(Material shown begins)

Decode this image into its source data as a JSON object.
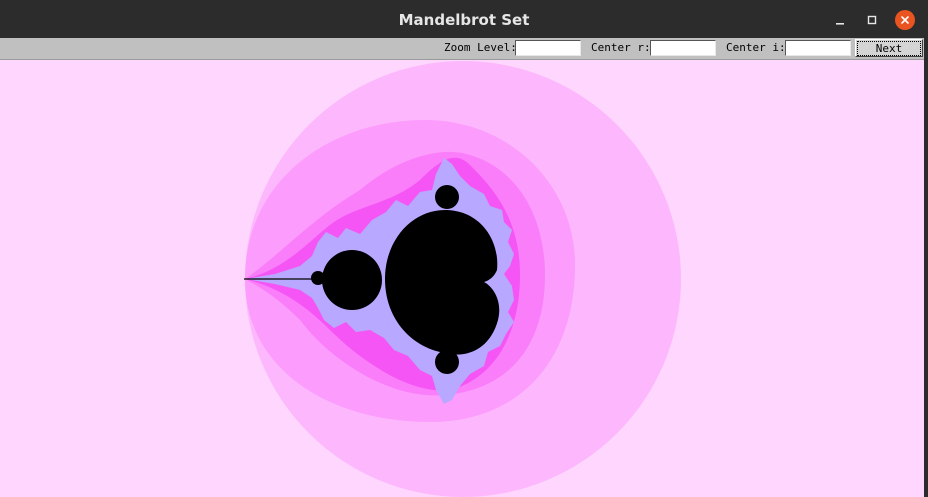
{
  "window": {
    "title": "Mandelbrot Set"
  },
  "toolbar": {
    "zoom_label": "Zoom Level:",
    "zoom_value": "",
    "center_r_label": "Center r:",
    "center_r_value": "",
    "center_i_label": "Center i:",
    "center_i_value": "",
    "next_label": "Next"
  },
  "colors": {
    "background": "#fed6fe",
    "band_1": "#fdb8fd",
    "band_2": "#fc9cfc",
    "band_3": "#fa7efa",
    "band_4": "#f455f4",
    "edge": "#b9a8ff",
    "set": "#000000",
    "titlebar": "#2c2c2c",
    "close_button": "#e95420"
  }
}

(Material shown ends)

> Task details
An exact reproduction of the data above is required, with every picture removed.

> Expected answer
Decode this image into its source data as a JSON object.
{
  "window": {
    "title": "Mandelbrot Set"
  },
  "toolbar": {
    "zoom_label": "Zoom Level:",
    "zoom_value": "",
    "center_r_label": "Center r:",
    "center_r_value": "",
    "center_i_label": "Center i:",
    "center_i_value": "",
    "next_label": "Next"
  },
  "colors": {
    "background": "#fed6fe",
    "band_1": "#fdb8fd",
    "band_2": "#fc9cfc",
    "band_3": "#fa7efa",
    "band_4": "#f455f4",
    "edge": "#b9a8ff",
    "set": "#000000",
    "titlebar": "#2c2c2c",
    "close_button": "#e95420"
  }
}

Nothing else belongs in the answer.